#### Try it
Below is a set of records, and all of them should be retyped exactly, minus the pictures.

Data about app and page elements
--------------------------------------------------
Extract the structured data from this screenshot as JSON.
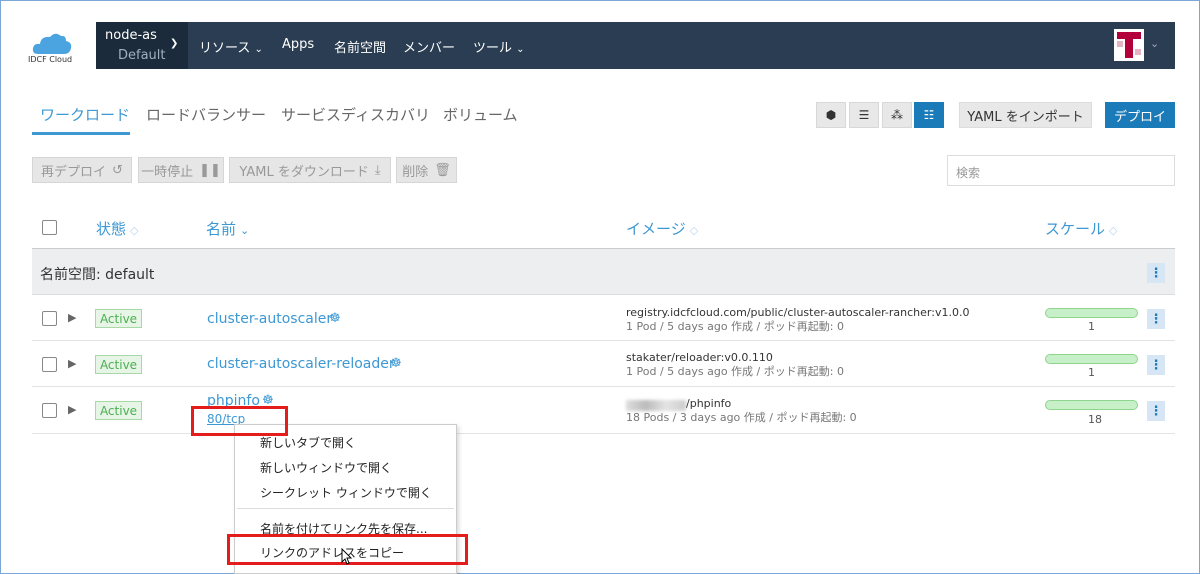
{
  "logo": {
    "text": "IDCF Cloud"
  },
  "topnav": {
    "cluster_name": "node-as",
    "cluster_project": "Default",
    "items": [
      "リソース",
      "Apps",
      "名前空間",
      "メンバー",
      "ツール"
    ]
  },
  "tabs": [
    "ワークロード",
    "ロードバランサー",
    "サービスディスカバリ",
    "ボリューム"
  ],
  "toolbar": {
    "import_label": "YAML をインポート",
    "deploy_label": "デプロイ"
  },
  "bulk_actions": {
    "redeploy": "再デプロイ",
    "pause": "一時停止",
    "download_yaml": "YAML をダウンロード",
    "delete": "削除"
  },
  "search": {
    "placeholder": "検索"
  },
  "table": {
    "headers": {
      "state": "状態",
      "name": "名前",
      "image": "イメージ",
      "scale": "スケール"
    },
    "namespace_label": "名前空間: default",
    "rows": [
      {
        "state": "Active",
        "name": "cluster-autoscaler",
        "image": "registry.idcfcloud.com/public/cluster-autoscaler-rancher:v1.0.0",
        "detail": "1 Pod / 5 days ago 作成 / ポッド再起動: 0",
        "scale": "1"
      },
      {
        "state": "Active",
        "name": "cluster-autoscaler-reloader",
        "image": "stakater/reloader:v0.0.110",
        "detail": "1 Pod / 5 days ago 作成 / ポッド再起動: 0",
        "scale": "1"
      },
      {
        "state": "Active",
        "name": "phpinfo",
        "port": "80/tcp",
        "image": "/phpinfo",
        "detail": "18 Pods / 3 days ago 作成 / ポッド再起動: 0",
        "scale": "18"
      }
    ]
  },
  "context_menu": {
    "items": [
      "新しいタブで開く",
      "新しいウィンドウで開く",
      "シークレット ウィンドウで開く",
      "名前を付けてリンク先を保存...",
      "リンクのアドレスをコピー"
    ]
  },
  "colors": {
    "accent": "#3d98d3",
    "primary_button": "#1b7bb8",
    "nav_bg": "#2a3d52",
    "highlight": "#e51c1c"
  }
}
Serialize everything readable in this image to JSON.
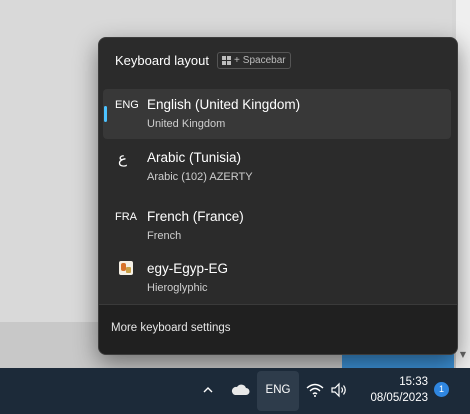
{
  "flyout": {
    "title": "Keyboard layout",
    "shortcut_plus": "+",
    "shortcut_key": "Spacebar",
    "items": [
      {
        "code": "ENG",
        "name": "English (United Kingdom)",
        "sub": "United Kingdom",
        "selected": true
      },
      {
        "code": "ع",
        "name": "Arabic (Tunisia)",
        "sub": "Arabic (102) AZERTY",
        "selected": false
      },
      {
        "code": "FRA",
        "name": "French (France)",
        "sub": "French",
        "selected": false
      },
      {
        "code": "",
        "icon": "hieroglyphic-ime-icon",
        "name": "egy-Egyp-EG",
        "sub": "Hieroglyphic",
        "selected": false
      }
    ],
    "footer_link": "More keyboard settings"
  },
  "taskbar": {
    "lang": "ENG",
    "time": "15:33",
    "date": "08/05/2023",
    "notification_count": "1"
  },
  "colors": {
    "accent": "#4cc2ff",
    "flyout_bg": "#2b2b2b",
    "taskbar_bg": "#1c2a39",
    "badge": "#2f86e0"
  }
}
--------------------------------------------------
#### Exercise answer
Extract the structured data from this screenshot as JSON.
{
  "logo": {
    "text": "IDCF Cloud"
  },
  "topnav": {
    "cluster_name": "node-as",
    "cluster_project": "Default",
    "items": [
      "リソース",
      "Apps",
      "名前空間",
      "メンバー",
      "ツール"
    ]
  },
  "tabs": [
    "ワークロード",
    "ロードバランサー",
    "サービスディスカバリ",
    "ボリューム"
  ],
  "toolbar": {
    "import_label": "YAML をインポート",
    "deploy_label": "デプロイ"
  },
  "bulk_actions": {
    "redeploy": "再デプロイ",
    "pause": "一時停止",
    "download_yaml": "YAML をダウンロード",
    "delete": "削除"
  },
  "search": {
    "placeholder": "検索"
  },
  "table": {
    "headers": {
      "state": "状態",
      "name": "名前",
      "image": "イメージ",
      "scale": "スケール"
    },
    "namespace_label": "名前空間: default",
    "rows": [
      {
        "state": "Active",
        "name": "cluster-autoscaler",
        "image": "registry.idcfcloud.com/public/cluster-autoscaler-rancher:v1.0.0",
        "detail": "1 Pod / 5 days ago 作成 / ポッド再起動: 0",
        "scale": "1"
      },
      {
        "state": "Active",
        "name": "cluster-autoscaler-reloader",
        "image": "stakater/reloader:v0.0.110",
        "detail": "1 Pod / 5 days ago 作成 / ポッド再起動: 0",
        "scale": "1"
      },
      {
        "state": "Active",
        "name": "phpinfo",
        "port": "80/tcp",
        "image": "/phpinfo",
        "detail": "18 Pods / 3 days ago 作成 / ポッド再起動: 0",
        "scale": "18"
      }
    ]
  },
  "context_menu": {
    "items": [
      "新しいタブで開く",
      "新しいウィンドウで開く",
      "シークレット ウィンドウで開く",
      "名前を付けてリンク先を保存...",
      "リンクのアドレスをコピー"
    ]
  },
  "colors": {
    "accent": "#3d98d3",
    "primary_button": "#1b7bb8",
    "nav_bg": "#2a3d52",
    "highlight": "#e51c1c"
  }
}
Serialize everything readable in this image to JSON.
{
  "flyout": {
    "title": "Keyboard layout",
    "shortcut_plus": "+",
    "shortcut_key": "Spacebar",
    "items": [
      {
        "code": "ENG",
        "name": "English (United Kingdom)",
        "sub": "United Kingdom",
        "selected": true
      },
      {
        "code": "ع",
        "name": "Arabic (Tunisia)",
        "sub": "Arabic (102) AZERTY",
        "selected": false
      },
      {
        "code": "FRA",
        "name": "French (France)",
        "sub": "French",
        "selected": false
      },
      {
        "code": "",
        "icon": "hieroglyphic-ime-icon",
        "name": "egy-Egyp-EG",
        "sub": "Hieroglyphic",
        "selected": false
      }
    ],
    "footer_link": "More keyboard settings"
  },
  "taskbar": {
    "lang": "ENG",
    "time": "15:33",
    "date": "08/05/2023",
    "notification_count": "1"
  },
  "colors": {
    "accent": "#4cc2ff",
    "flyout_bg": "#2b2b2b",
    "taskbar_bg": "#1c2a39",
    "badge": "#2f86e0"
  }
}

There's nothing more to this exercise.